I'll have finished in an hour and then we can watch a film.
In three years' time, I'll have graduated from university.

Do this exercise to test your grammar again.

Grammar test 2

Future continuous and future perfect: Grammar test 2

Language level

Intermediate: B1
Upper intermediate: B2


Hello again. Could please help me?
Is the following sentence correct using the future perfect or we must use the future simple? I think that future perfect is not correct.
"The moment the train has reached the station, my secretary "will have been"/"will be" there to welcome you. "
Thank you.

Hello Ahmed Imam

Yes, you are right -- the future perfect doesn't work in that situation and the future simple would be the most natural option.

Sorry we somehow missed your earlier comment.

All the best


The LearnEnglish Team

This sentence seems right when I hear it said.
"When I pay him tomorrow, he will have received everything I owe him"
However I am confused with the following.
(1) I believe the rule for usage of the future perfect verb is that it needs to be used to indicate an action that happened before the action indicated by the simple future verb
(2) The act of receiving can happen only after the act of paying
I am confused with these two contradicting thoughts. Appreciate your clarification.

Hello Rose,

I see what you mean, and you are right about the sentence possibly being inconsistent in that way. A more accurate way to express it would be:

Once he's paid tomorrow, he'll have received everything I owe him.

In your original sentence 'when' is being used with the sense of 'after', which may be confusing. People do not always express themselves logically, and it's not unusual for people to say things that are open to misinterpretation.



The LearnEnglish Team

Is the future continuous correct in the following sentence:
- Every thing is arranged. We will be visiting our aunt next week.
Or the following one:
- Every thing is arranged. We will be visiting our aunt next week.
Thank you.

Hello Ahmed Imam,

The future continuous is fine there. I think you may have mistyped the sentences, however, as they are identical.

You should write 'everything' as one word here, not two.



The LearnEnglish Team

Sorry for mistyping. Is there a difference in meaning or usage between the two forms?
- Every thing is arranged. We will be visiting our aunt next week.
- Every thing is arranged. We are visiting our aunt next week.
Thank you.

Hello Ahmed Imam,

First of all, we write 'everything' as one word rather than two.

There is a difference in how we use between 'will' and the present continuous to describe future events.

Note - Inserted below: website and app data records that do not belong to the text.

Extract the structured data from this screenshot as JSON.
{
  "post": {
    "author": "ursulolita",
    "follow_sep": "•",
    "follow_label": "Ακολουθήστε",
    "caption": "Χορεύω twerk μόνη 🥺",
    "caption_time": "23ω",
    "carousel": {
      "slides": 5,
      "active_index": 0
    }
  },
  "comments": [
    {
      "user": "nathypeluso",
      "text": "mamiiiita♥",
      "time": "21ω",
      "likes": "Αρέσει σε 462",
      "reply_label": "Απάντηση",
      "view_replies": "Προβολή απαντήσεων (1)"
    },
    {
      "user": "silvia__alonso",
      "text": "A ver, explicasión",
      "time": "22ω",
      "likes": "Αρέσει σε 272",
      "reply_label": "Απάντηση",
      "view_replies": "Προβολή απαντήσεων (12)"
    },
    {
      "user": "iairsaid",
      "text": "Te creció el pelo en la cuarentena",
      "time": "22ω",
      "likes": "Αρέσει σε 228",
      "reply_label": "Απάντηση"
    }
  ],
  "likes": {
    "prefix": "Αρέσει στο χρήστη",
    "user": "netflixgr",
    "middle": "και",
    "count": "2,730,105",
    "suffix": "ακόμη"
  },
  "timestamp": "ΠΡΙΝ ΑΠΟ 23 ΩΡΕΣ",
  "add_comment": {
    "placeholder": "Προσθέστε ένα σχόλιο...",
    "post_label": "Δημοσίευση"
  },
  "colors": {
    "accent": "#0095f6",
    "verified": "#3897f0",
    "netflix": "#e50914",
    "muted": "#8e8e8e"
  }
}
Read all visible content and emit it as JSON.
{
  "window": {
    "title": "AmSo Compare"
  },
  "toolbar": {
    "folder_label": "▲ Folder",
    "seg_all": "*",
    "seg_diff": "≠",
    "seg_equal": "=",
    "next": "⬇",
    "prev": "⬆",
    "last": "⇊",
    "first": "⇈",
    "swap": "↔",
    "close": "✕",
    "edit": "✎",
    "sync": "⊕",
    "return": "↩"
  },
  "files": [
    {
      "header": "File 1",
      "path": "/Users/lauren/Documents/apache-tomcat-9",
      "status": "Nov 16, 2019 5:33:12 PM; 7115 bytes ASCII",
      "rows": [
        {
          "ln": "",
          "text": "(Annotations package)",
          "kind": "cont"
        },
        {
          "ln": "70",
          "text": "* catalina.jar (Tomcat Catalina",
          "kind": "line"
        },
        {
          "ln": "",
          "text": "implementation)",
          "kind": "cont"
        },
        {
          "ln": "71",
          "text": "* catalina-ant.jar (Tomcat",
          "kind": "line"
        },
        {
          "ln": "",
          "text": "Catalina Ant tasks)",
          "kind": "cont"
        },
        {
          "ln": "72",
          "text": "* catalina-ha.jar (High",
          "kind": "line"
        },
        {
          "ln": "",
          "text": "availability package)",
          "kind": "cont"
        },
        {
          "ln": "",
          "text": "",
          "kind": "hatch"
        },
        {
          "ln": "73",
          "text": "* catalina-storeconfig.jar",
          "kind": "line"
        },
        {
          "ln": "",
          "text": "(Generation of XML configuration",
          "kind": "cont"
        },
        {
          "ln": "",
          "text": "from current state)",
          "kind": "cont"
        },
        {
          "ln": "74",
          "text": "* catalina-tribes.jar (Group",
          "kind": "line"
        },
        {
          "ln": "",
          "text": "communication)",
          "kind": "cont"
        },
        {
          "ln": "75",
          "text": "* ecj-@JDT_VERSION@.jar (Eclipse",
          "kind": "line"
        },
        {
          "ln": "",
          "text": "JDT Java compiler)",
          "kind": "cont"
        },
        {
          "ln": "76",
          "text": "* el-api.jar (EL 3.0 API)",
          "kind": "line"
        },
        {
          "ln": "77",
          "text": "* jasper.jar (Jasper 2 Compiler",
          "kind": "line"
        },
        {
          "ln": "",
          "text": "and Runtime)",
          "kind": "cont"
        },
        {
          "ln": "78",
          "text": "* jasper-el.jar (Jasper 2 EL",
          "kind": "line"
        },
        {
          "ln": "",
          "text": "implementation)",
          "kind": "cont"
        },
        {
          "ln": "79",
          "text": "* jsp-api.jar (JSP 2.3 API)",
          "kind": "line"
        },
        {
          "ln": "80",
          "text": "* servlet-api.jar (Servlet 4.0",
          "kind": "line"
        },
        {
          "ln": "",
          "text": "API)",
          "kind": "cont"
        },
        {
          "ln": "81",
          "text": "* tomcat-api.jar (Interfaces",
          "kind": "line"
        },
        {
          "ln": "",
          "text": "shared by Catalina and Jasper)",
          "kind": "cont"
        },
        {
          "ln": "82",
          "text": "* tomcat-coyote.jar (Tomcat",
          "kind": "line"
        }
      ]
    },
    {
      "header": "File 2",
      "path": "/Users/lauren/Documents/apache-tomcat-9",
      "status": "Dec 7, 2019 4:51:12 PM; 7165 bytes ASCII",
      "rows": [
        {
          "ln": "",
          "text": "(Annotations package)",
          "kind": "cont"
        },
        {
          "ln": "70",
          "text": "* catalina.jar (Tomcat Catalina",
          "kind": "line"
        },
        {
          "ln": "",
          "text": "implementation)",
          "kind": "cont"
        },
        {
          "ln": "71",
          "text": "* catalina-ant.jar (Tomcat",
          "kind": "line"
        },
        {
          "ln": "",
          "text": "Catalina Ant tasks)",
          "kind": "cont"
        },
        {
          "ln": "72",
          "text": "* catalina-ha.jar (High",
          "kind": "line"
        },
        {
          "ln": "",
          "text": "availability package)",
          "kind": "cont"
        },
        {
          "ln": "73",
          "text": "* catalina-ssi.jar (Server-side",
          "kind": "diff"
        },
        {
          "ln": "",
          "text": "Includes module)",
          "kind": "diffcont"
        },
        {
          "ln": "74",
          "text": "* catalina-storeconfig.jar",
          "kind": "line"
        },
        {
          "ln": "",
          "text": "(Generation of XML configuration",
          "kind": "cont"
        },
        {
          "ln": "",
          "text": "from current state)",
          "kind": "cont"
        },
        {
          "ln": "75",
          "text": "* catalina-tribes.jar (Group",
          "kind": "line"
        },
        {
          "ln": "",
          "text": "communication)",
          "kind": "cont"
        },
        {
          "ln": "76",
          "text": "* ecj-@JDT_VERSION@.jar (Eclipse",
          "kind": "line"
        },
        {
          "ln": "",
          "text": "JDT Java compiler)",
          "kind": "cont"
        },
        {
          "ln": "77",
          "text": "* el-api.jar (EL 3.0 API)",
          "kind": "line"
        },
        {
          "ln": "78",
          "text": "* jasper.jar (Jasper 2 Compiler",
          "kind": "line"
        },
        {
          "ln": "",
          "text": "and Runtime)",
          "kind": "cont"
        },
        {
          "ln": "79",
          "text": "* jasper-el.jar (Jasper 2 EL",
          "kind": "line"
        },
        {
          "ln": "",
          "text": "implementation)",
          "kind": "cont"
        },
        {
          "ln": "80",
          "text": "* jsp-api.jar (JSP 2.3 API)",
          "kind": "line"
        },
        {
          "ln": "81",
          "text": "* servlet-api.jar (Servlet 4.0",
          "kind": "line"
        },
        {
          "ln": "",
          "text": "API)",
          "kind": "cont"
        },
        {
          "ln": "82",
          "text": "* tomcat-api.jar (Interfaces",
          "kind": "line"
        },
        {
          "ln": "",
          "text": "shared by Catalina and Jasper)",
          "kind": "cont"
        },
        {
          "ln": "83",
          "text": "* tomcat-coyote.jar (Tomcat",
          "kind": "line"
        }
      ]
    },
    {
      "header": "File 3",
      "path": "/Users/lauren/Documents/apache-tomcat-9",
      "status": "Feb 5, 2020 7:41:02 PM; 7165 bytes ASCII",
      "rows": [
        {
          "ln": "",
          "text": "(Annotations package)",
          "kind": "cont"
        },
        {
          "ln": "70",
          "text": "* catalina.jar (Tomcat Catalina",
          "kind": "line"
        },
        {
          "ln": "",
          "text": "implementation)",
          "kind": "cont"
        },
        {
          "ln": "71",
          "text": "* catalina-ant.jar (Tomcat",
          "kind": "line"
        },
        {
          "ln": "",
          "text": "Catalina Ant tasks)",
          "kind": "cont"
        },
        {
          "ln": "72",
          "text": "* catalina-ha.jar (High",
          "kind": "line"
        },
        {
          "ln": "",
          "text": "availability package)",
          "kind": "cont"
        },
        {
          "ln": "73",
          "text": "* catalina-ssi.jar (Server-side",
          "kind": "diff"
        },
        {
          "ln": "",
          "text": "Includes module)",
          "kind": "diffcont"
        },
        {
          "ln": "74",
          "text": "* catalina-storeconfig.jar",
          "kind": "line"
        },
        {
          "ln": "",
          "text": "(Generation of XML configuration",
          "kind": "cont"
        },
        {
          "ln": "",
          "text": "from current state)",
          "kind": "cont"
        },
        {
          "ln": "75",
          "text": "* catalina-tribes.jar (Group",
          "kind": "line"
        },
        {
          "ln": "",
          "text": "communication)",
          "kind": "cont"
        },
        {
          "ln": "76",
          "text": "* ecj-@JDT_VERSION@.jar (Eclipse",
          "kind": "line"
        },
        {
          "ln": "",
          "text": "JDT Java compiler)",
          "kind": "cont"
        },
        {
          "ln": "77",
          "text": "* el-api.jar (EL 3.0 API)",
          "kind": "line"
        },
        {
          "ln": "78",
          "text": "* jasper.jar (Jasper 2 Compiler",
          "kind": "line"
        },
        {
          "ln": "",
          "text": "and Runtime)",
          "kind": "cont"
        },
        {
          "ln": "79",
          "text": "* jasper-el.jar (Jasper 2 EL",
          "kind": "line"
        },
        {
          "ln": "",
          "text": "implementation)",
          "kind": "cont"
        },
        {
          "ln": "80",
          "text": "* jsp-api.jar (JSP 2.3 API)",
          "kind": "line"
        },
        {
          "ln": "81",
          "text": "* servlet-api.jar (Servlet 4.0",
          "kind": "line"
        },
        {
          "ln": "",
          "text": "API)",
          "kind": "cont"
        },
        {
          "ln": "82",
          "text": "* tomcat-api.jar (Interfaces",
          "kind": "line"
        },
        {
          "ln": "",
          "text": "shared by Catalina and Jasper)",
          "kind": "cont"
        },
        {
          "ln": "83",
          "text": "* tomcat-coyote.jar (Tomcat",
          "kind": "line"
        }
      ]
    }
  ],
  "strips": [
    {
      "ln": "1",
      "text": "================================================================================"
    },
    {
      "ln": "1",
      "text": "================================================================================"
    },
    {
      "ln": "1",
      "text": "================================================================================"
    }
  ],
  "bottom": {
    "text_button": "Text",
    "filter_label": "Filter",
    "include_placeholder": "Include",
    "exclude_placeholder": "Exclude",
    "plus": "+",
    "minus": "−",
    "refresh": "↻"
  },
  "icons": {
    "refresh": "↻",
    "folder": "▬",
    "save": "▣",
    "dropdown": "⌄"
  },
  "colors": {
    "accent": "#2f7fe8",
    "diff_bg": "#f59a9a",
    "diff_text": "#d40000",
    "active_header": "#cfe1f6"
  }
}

The present continuous is used for events which are planned and arranged. Thus, you would use are visiting if the visit is already organised with other people in some way, such as talking to your aunt, planning it with your family, taking time off work or buying tickets for the journey.

'Will' implies certainty about the event. This could be simply an expression of determination, or a strong desire.

In the end, the choice depends on the speaker's perspective. Both forms are possible; it depends upon how the speaker sees the event.

You can read more about this on our page about future plans.



The LearnEnglish Team

Hi, could you explain the difference between future continuous and future perfect continuous tense, other than the way they are formed.

Hi sonakshi,

The future continous have several uses, so it partly depends on the context. Most often, we use the future continuous to describe an action which will be in progress at a time in the future. The future perfect, on the other hand, is used to look back at an action from a point further in the future. For example:

At 3.00 on Wednesday I'll be meeting my boss.

By 6.00 I'll have finished the meeting.


The future perfect continuous is an unusual form. We use when we are looking back on a future event from a point further in the future, and when the event is still ongoing. For example, imagine it is 3.00 and you have been waiting for your train for hour already. Then you hear an announcement that the train will be delayed another two hours and will not arrive before 5.00. You could say this:

By 5.00 I'll have been waiting for three hours!

You are imagining looking back from a point in the future on an event which is still not finished.



The LearnEnglish Team